According to a new article by Scott Waldman at the Albany Times-Union, families might now have a better idea what college will cost. As he writes:
High school seniors are in the middle of their college application process and the bills that people start dreading the moment their child is born will soon come due. However, a new federal law should ease some parental anxiety by requiring schools to be more transparent about just how much a higher education will cost.
By Oct. 29, colleges and universities will be required to have a net price calculator on their websites as part of The Higher Education Opportunity Act of 2008. Parents and students can enter tax and income information and find out the true price tag of a school. The calculator is intended to give them an idea of a possible financial aid package and the cost of a school after fees and living expenses are added.
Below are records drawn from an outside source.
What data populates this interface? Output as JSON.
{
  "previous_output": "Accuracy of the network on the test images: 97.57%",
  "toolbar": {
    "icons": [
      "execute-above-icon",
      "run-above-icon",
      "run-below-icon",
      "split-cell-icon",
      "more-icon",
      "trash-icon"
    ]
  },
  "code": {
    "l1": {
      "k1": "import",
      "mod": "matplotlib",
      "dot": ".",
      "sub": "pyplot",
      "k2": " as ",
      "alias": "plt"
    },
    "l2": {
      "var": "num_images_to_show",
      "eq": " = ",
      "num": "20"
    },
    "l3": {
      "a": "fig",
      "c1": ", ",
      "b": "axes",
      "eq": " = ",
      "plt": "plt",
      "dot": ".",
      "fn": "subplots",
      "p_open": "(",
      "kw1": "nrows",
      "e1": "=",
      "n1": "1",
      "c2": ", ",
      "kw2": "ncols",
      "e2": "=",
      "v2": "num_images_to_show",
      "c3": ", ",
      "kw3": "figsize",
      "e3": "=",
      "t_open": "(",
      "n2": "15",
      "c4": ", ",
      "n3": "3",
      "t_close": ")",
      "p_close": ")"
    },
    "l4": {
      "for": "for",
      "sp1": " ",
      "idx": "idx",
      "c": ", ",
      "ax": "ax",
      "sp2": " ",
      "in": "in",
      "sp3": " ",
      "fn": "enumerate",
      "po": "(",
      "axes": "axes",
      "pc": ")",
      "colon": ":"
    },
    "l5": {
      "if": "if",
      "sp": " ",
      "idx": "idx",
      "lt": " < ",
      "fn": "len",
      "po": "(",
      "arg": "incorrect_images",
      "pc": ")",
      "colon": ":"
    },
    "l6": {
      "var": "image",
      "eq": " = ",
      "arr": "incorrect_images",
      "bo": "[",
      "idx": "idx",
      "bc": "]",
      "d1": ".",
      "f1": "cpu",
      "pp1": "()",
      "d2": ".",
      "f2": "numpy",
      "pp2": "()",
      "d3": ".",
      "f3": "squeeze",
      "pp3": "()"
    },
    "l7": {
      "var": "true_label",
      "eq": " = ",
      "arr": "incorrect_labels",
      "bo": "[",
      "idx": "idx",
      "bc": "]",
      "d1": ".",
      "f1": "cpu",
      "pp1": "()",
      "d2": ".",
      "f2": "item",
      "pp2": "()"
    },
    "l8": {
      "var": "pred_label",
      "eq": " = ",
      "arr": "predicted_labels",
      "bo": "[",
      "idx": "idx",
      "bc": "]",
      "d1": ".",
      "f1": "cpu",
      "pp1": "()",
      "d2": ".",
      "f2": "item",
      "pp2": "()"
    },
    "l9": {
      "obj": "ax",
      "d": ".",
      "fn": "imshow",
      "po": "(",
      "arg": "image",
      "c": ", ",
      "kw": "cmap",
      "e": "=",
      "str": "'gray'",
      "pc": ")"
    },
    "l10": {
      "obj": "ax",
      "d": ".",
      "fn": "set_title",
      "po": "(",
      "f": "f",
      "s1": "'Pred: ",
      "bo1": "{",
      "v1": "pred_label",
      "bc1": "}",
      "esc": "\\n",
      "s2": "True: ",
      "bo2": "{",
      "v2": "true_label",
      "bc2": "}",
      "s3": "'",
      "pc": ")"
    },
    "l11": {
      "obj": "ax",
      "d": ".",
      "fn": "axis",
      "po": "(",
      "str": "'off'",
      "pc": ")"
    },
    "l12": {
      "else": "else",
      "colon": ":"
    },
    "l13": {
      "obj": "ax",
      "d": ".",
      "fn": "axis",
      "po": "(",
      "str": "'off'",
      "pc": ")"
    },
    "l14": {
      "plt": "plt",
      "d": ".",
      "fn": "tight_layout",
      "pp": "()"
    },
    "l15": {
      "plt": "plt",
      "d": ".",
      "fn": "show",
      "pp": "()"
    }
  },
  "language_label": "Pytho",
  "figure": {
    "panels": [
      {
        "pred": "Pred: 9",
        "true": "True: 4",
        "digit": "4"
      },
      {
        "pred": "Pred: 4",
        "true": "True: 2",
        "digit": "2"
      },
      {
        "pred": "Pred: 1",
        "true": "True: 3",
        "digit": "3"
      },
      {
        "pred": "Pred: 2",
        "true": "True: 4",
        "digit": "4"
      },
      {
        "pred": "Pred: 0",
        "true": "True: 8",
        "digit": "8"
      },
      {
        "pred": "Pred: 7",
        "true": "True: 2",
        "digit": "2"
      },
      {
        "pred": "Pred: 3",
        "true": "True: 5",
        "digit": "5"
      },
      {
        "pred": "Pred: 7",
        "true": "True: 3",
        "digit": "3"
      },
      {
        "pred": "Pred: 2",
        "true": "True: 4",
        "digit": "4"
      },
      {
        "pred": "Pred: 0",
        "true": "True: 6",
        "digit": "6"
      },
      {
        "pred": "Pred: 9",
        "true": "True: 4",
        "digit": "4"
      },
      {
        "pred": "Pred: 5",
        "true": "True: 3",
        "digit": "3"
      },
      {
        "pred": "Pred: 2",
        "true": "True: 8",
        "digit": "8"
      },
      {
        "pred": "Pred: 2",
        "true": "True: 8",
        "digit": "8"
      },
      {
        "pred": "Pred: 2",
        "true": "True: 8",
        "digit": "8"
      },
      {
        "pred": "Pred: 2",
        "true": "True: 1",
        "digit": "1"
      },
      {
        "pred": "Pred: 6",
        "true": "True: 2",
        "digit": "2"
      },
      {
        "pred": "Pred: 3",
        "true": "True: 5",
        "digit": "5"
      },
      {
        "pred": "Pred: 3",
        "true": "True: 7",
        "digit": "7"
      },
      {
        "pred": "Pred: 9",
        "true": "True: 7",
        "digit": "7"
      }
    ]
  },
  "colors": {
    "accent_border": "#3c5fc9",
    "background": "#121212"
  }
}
“A lot of colleges say they’re affordable and, using this tool, now you can find out if they are,” said Dan Lundquist, vice president for marketing and enrollment management at The Sage Colleges. “It’s encouraging families to get beyond this tool and look at the cost to them.”
Not so fast.
According to another piece, this one by Caralee Johnson Adams over at Education Week:
Some colleges buried net-price calculators in obscure parts of their website. Others asked up to 50 questions and required extensive financial and tax information. This can be discouraging to students unfamiliar with the application process, the report notes.
Waldman acknowledged this problem, also pointing out that some colleges appeared to subtract student loans from the total price, returning a net cost of zero, even though this is actually not remotely accurate, since students have to pay back those loans.
So there is a new law that requires colleges to put some sort of calculation of net price on their websites. But if these calculations are misleading, inaccurate, or not comparable, that doesn’t really do potential students any good, does it?